Windstream has sold its EarthLink consumer Internet business to Trive Capital, a private equity firm, for $330 million. This is Windstream’s second asset sale in recent weeks, a clear sign that the midmarket MSP wants to strengthen its balance sheet while doubling down on SD-WAN, unified communications, and other managed services.
The EarthLink consumer business offers Internet access, online backup, managed web design, web hosting and email services to over 600,000 customers throughout the United States, the companies said.
Windstream has owned that consumer Internet business since acquiring the overall EarthLink company in early 2017. Shortly thereafter, Windstream also acquired Broadview Networks for $227.5 million in cash. At the time, the rapid-fire acquisitions stretched Windsteam’s management team thin, and the company began to struggle financially. The firm shocked Wall Street with a dividend cut and layoffs by mid-2017.
Windstream: Selling Off Assets, Focusing on Midmarket Managed Services
Fast forward to present day, and Windstream seems to be in hyper-focus mode. The consumer EarthLink asset sale comes only a few weeks after Windstream announced deals to sell certain fiber assets in Minnesota and Nebraska to Arvig Enterprises Inc. for $60.5 million.
In a prepared statement about the EarthLink deal, Windstream CEO and President Tony Thomas said:
“This transaction enables us to divest a non-core segment and focus exclusively on our two largest business units. In addition, it improves our credit profile and metrics in 2019 and beyond.
Added Trive Managing Partner Conner Searcy:
“We are excited to partner with and support the EarthLink management team in continuing to provide great products and services available to millions of households in the United States. We intend to provide additional resources and access to deep industry relationships to help grow the brand in the coming years.”
Windstream’s Financial Metrics
No doubt, Windstream is a company in transition. The firm now provides data networking, core transport, security, unified communications and managed services to mid-market, enterprise and wholesale customers across the U.S.
There are signs that the business is stabilizing, though concerns about a potential Windstream bankruptcy remain credible.
Windstream’s total revenues were $1.42 billion in Q3 2018, down 5 percent from the corresponding quarter the previous year, the company announced in November 2018. On a stronger note, the company’s net income was $41 million in Q3 2018, compared to a net loss of $102 million in Q3 2017.

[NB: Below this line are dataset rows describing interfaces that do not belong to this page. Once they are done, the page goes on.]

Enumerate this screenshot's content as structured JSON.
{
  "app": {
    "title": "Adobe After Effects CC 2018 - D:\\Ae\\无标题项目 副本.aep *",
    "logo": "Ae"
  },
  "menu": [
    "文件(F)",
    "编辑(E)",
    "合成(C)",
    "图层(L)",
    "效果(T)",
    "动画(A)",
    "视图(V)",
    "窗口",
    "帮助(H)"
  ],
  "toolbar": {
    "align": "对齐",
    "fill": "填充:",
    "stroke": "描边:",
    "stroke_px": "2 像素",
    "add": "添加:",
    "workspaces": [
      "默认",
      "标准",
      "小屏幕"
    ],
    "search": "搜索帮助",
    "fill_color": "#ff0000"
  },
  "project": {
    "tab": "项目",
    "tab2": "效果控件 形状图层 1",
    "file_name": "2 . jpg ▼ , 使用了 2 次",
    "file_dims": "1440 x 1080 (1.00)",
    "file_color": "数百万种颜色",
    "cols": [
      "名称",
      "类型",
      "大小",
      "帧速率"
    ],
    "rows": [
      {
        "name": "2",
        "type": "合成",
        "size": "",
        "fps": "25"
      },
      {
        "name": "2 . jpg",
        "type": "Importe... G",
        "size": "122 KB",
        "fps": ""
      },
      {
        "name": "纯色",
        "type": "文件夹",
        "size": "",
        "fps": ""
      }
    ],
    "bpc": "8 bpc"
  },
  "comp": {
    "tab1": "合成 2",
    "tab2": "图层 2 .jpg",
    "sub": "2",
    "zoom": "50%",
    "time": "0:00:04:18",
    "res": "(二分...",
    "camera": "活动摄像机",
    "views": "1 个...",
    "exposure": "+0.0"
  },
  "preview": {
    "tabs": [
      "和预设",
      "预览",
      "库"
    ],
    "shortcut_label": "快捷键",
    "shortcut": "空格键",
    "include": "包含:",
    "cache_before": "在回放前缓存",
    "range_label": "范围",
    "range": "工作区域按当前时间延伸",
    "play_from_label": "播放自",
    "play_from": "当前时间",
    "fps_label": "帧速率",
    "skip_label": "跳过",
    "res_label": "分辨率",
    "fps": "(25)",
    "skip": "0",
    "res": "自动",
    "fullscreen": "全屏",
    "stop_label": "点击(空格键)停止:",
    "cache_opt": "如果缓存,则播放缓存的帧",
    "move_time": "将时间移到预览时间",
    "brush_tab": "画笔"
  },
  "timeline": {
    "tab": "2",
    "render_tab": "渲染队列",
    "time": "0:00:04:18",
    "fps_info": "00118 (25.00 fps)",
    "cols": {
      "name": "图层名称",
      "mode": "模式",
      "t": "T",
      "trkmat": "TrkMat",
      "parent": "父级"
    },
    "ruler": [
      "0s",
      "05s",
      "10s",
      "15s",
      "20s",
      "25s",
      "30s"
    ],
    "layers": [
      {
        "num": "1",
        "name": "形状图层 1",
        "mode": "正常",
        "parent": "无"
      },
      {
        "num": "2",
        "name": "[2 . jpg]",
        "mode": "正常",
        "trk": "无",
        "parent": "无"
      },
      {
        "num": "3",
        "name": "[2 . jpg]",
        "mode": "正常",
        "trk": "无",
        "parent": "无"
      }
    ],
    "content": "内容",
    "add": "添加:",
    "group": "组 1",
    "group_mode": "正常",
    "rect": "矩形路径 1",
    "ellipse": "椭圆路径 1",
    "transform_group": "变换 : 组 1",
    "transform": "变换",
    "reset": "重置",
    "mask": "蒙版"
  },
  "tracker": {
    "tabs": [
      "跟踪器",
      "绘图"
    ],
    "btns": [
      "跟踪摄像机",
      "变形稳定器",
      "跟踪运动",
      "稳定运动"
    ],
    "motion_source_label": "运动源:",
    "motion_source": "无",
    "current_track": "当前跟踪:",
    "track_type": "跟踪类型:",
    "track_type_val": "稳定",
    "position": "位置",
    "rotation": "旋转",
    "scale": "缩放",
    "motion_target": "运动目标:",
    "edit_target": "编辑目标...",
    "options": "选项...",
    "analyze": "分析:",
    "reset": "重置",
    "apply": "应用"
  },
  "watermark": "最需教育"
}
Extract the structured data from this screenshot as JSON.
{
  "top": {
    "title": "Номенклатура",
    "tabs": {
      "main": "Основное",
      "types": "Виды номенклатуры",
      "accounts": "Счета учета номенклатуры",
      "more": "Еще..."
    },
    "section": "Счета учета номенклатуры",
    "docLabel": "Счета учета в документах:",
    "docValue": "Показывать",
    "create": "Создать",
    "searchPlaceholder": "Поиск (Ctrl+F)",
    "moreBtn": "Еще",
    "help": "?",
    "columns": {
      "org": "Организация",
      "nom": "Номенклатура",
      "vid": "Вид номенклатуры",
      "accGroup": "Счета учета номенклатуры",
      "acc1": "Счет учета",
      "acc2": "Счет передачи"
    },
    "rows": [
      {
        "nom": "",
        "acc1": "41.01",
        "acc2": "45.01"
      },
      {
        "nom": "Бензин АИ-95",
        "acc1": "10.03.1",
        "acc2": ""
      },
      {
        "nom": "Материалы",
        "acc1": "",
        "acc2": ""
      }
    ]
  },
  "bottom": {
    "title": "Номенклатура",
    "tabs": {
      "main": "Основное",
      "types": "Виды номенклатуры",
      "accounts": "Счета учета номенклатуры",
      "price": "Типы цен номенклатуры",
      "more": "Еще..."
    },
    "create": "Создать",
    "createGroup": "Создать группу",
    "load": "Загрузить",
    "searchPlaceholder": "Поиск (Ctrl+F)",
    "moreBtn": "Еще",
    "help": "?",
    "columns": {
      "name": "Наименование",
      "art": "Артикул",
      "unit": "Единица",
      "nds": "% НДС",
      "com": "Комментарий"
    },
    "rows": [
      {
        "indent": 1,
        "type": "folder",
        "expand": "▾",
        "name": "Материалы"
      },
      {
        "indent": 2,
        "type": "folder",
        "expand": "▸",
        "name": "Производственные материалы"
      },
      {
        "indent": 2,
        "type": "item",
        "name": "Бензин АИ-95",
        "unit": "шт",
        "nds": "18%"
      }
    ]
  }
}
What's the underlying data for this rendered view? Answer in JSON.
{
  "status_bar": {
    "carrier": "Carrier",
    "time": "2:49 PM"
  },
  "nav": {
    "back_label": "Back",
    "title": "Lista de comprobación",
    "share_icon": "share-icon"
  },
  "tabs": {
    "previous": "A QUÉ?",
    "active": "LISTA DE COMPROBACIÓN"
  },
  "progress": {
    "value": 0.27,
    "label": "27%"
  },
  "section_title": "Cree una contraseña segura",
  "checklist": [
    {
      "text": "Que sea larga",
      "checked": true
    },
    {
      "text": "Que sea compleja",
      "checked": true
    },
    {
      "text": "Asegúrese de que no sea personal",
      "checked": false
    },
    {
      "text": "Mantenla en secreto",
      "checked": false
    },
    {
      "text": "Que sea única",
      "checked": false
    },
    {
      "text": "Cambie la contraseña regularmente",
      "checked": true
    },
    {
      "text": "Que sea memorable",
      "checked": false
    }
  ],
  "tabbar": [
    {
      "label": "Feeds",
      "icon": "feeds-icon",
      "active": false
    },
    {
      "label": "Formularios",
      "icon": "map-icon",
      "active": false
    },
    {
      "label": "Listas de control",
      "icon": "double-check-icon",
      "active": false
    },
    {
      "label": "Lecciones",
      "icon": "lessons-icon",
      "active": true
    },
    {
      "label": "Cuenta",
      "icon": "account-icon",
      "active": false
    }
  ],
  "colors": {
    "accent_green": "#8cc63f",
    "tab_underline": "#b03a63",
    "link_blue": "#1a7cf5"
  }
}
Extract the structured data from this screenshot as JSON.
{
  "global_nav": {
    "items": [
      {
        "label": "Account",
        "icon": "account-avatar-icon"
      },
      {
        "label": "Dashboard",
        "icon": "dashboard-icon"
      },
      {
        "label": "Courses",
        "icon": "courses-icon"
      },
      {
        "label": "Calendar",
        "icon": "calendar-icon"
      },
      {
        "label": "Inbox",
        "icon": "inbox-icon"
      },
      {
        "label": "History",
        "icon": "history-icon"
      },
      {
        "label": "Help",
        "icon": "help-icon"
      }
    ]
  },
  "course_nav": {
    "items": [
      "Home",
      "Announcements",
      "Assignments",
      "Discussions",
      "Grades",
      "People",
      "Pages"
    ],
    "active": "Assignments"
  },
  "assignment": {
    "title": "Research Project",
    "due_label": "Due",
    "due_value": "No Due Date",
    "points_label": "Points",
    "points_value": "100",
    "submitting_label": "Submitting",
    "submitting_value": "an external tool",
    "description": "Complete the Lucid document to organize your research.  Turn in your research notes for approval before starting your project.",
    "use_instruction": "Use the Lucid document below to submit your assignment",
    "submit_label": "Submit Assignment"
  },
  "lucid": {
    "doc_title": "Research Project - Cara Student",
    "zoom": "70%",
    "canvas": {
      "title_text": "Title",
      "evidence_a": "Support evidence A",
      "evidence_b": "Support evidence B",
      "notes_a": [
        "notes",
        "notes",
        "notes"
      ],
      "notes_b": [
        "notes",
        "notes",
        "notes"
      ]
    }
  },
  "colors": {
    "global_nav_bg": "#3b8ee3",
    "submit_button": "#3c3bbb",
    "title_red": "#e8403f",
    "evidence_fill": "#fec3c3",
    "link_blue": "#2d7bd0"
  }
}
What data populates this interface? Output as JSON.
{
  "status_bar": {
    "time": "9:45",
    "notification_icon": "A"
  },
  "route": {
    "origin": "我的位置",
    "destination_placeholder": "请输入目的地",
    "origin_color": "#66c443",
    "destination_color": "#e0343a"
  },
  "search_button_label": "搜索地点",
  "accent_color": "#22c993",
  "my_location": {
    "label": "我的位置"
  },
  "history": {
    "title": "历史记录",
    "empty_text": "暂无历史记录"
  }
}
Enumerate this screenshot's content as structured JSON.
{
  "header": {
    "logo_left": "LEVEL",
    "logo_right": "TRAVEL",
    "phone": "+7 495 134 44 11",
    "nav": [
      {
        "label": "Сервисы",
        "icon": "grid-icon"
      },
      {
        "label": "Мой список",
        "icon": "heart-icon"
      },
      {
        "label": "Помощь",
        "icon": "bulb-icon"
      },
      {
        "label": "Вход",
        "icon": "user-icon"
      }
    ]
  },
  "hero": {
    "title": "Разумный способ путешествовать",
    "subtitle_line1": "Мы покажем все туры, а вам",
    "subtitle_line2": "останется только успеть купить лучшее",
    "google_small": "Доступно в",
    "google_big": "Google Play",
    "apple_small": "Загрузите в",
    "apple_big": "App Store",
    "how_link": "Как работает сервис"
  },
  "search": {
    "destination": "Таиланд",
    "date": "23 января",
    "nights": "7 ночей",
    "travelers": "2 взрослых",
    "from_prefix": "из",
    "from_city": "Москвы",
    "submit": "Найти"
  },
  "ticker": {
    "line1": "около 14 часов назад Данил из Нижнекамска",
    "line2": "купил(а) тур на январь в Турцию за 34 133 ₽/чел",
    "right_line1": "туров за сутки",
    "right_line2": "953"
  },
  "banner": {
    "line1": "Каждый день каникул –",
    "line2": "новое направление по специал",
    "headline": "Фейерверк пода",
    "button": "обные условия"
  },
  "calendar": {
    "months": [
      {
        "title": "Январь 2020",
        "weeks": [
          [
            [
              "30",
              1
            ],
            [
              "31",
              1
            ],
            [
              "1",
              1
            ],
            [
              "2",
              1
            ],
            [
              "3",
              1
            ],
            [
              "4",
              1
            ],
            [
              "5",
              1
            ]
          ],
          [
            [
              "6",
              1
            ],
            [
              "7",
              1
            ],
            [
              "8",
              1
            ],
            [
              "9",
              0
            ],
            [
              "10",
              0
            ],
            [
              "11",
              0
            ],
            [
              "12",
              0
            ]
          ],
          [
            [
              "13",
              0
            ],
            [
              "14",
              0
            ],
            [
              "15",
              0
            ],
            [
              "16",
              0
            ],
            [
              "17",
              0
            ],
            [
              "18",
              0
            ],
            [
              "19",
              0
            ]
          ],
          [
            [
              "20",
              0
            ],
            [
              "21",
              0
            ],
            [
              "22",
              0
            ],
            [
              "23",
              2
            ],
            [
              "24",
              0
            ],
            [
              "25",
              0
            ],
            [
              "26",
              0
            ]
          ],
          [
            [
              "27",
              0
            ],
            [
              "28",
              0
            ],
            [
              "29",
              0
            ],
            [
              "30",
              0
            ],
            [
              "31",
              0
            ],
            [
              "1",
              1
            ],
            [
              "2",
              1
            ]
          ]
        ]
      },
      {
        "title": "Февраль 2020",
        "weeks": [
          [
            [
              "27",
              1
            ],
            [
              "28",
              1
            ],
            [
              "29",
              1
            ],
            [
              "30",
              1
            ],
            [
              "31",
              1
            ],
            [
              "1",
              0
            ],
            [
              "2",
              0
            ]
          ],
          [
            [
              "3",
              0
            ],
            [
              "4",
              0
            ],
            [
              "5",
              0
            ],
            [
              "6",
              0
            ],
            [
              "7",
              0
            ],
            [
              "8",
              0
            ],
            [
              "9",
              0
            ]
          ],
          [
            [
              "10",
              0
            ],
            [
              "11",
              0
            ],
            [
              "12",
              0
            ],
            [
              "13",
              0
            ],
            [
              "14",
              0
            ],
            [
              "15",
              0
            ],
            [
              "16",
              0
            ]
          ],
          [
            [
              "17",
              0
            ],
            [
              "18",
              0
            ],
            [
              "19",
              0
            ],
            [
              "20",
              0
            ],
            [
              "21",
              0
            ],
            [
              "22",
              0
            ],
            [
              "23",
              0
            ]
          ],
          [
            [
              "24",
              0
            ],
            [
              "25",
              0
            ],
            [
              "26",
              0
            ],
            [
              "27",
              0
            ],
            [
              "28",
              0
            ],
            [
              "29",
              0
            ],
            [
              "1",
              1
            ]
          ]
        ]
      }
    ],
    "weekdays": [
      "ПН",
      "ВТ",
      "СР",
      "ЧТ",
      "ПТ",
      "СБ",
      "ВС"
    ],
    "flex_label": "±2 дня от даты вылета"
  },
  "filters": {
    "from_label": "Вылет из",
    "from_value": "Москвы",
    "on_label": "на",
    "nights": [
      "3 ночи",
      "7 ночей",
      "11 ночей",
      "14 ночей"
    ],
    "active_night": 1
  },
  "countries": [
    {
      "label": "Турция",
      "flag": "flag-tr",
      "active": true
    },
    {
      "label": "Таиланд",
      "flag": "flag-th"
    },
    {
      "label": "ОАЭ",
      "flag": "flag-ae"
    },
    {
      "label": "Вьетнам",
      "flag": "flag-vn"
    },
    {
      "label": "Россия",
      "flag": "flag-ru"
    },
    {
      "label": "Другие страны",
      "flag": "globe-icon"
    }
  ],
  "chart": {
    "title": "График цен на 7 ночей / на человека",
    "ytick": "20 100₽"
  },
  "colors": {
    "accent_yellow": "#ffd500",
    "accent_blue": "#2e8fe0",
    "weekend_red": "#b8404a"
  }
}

Still, the company has heavy debt, and some investors are worried about potential bond defaults, Bloomberg asserts. The company’s long-term borrowings stood at $5.72 billion at the end of the third quarter, the Bloomberg report states.